Carol Shields follows the arc of Reta's despair, sometimes with great wit and irony. Reta carries on with ordinary life even in the face of loss. A wonderful chapter begins, "Tom and I still have sex--have I mentioned this?--even though our oldest daughter is living on the street." She starts another chapter with having manure delivered for the garden--even though her daughter is on the street. Reta finds respite in the fictional world she creates in her new novel and the characters' lives begin to parallel Reta' life which begin to parallel Carol Shield's life--all tied up in losses and ultimately healing. It's easy to forgive Shields if the ending is a little too neatly tied up. She is struggling with breast cancer and probably knows more about loss and redemption than she would like to.
Reta Winters, mid-forties, living some miles from Toronto, mother of three teenage daughters, and blessed with a loving partner, has achieved some renown as the translator of the French poet and Holocaust survivor Danielle Westerman. Striking out on her own, she has published a light romance entitled "My Thyme is Up," and her publishers have contracted a sequel, "Thyme in Bloom." But she is mired in bewilderment and grief. Her eldest daughter, Norah, has dropped out of college, left her boyfriend, and spends her days on a street corner in Toronto with a begging bowl and a hand-lettered sign saying GOODNESS. She will not respond to her siblings or parents, who are at a loss to understand the cause of her virtual self-immolation.
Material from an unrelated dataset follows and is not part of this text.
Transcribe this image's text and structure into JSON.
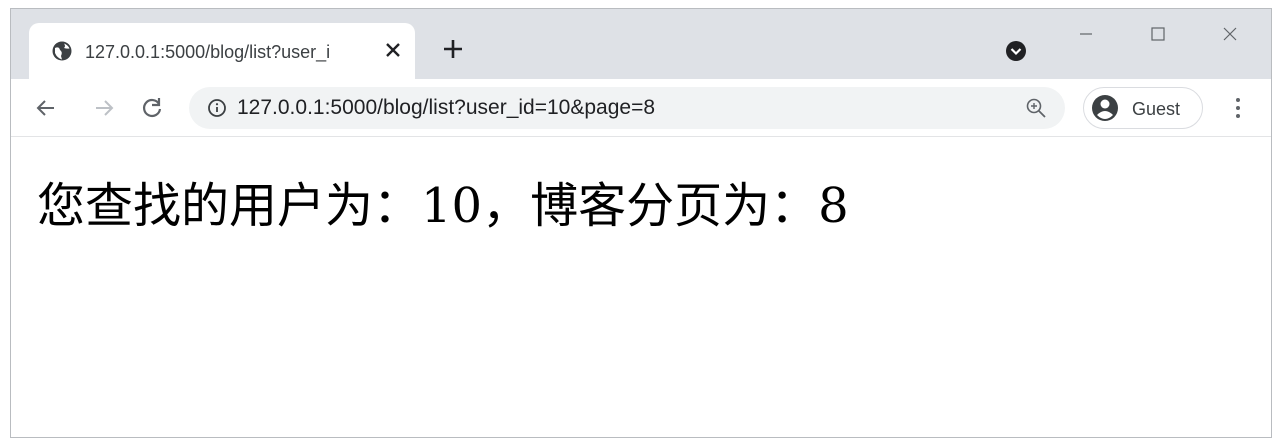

Reta, a quiet but determined feminist, believes it is a reaction to the condition of being deprived of her voice as a woman, hence those unsent letters. But she does not know, and neither her attempts to analyze the problem, or to channel it into her fiction, or to carry on as normally as possible seem to bring any clarity. The ending, when it comes, seems almost simplistic by comparison with the bafflement that had reigned heretofore.
I have discovered that it makes a difference when one reads a particular book and what one has read before it. For example, I have just read THE NOBODIES ALBUM by Carolyn Parkhurst, another book in which a professional writer uses her fiction to help her come to grips with problems in her own family. Carol Shields is by far the better writer (I loved THE STONE DIARIES), and she recognizes the dangers of this approach. As Reta says, "I too am aware of being in incestuous waters, a woman writer who is writing about a woman writer who is writing." But to state the dangers is not necessarily to avoid them, especially since "Thyme in Bloom" seems altogether too slight an undertaking to reflect either Reta's intelligence or her emotional needs. Between the two books, I also read TINKERS by Paul Harding, another superb writer who strings together brilliant observations on the most slender connecting story. Two books of this kind in a row are one too many. The memoirs of a fictional character do not automatically become a novel just because the writer is not the author. A collection of essays, plot-ideas, and letters do not coalesce into novel form just because a fictional event has caused their fragmentation in the first place. Individual sections of this book are magnificent, but they need more than prepositions to hold them together; they demand conjunctions.
The story relates how the rest of the family survives and continues to make sure she is O.K. Never giving up.
Written like a mystery with the family's.persistence and love and patience - yet respecting and non-invasion of their
Daughter and sister. Carole Shields writes with warmth and understanding. She won the Pulitzer Prize for THE
STONE DIARIES and the United Kingdom voted UNLESS as one of the fifty best-loved novels ever written by a
Woman. I think it is something every family will be moved and touched by. Very relatable and teachable.